In Sam Raimi’s Raimi’s 1987 horror classic Evil Dead 2, Bruce Campbell’s idiot-hero Ash attempts to shoot his possessed (and severed) right hand after it scurries behind the walls of a cabin in the woods. Instead of slaying the extremity, Ash causes a torrent of blood to rush out of the wall and drench him in gore. We asked Campbell to explain exactly how they achieved the effect.
The blood flood? We had to try that a couple of ways. We tried pumping [blood] out of a wall. They had these 55-gallon drums, one on top of each other, so you’ve got 110 gallons. They tried the best they could to get the pumps going, but it took time to build up the pressure. You could editorially cut around it, but Sam’s like, “No, we’re going to cut to the chase. Bruce, lie flat like this. We’ll turn the camera sideways, so if you’re lying sideways, and we’re looking at you sideways, it looks like you’re standing up, and you’re looking straight forward.”
So I’m lying that way and the 55-gallon drum is now directly above my face. They’re gonna pull the plug and gravity is going to do the work. You don’t need a pump. It’s all coming out. Sam says to me, “Bruce, if you’re drowning, wave your arms.” I’m like, “That’s what I’m supposed to do anyway!” He goes, “Shut up! Just do it! You’ll be fine!” They tested one drop. It hit me right square in the forehead. They were like, “It’ll hit, it’ll get him.” In the movie, you see it come rocketing out and just hit me square in the face. It was a bull’s-eye.

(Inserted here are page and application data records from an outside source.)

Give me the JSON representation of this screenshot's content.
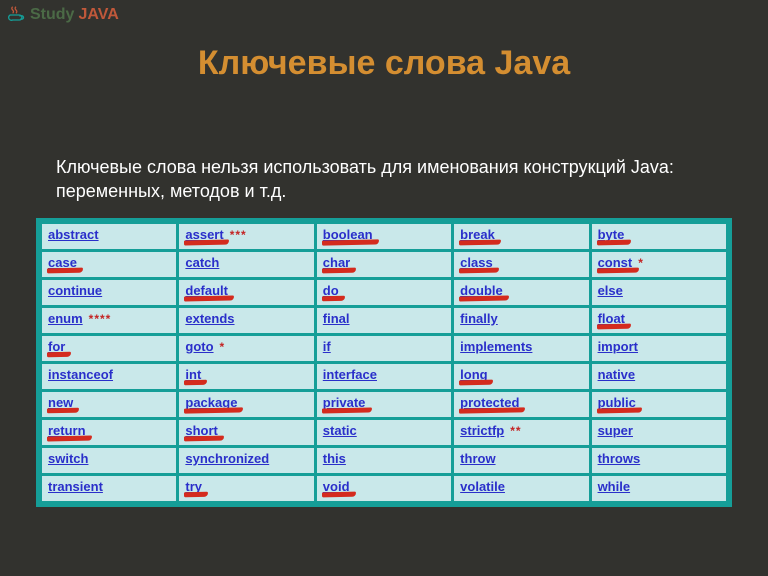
{
  "logo": {
    "study": "Study",
    "java": "JAVA"
  },
  "title": "Ключевые слова Java",
  "description": "Ключевые слова нельзя использовать для именования конструкций Java: переменных, методов и т.д.",
  "table": [
    [
      {
        "w": "abstract"
      },
      {
        "w": "assert",
        "note": "***",
        "mark": true
      },
      {
        "w": "boolean",
        "mark": true
      },
      {
        "w": "break",
        "mark": true
      },
      {
        "w": "byte",
        "mark": true
      }
    ],
    [
      {
        "w": "case",
        "mark": true
      },
      {
        "w": "catch"
      },
      {
        "w": "char",
        "mark": true
      },
      {
        "w": "class",
        "mark": true
      },
      {
        "w": "const",
        "note": "*",
        "mark": true
      }
    ],
    [
      {
        "w": "continue"
      },
      {
        "w": "default",
        "mark": true
      },
      {
        "w": "do",
        "mark": true
      },
      {
        "w": "double",
        "mark": true
      },
      {
        "w": "else"
      }
    ],
    [
      {
        "w": "enum",
        "note": "****"
      },
      {
        "w": "extends"
      },
      {
        "w": "final"
      },
      {
        "w": "finally"
      },
      {
        "w": "float",
        "mark": true
      }
    ],
    [
      {
        "w": "for",
        "mark": true
      },
      {
        "w": "goto",
        "note": "*"
      },
      {
        "w": "if"
      },
      {
        "w": "implements"
      },
      {
        "w": "import"
      }
    ],
    [
      {
        "w": "instanceof"
      },
      {
        "w": "int",
        "mark": true
      },
      {
        "w": "interface"
      },
      {
        "w": "long",
        "mark": true
      },
      {
        "w": "native"
      }
    ],
    [
      {
        "w": "new",
        "mark": true
      },
      {
        "w": "package",
        "mark": true
      },
      {
        "w": "private",
        "mark": true
      },
      {
        "w": "protected",
        "mark": true
      },
      {
        "w": "public",
        "mark": true
      }
    ],
    [
      {
        "w": "return",
        "mark": true
      },
      {
        "w": "short",
        "mark": true
      },
      {
        "w": "static"
      },
      {
        "w": "strictfp",
        "note": "**"
      },
      {
        "w": "super"
      }
    ],
    [
      {
        "w": "switch"
      },
      {
        "w": "synchronized"
      },
      {
        "w": "this"
      },
      {
        "w": "throw"
      },
      {
        "w": "throws"
      }
    ],
    [
      {
        "w": "transient"
      },
      {
        "w": "try",
        "mark": true
      },
      {
        "w": "void",
        "mark": true
      },
      {
        "w": "volatile"
      },
      {
        "w": "while"
      }
    ]
  ]
}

I was blowing red snot for easily a week. People make fun of these movies sometimes. They think you’re not working hard, or they think these low-budget movies are easy, or whatever. They’re so full of sh—.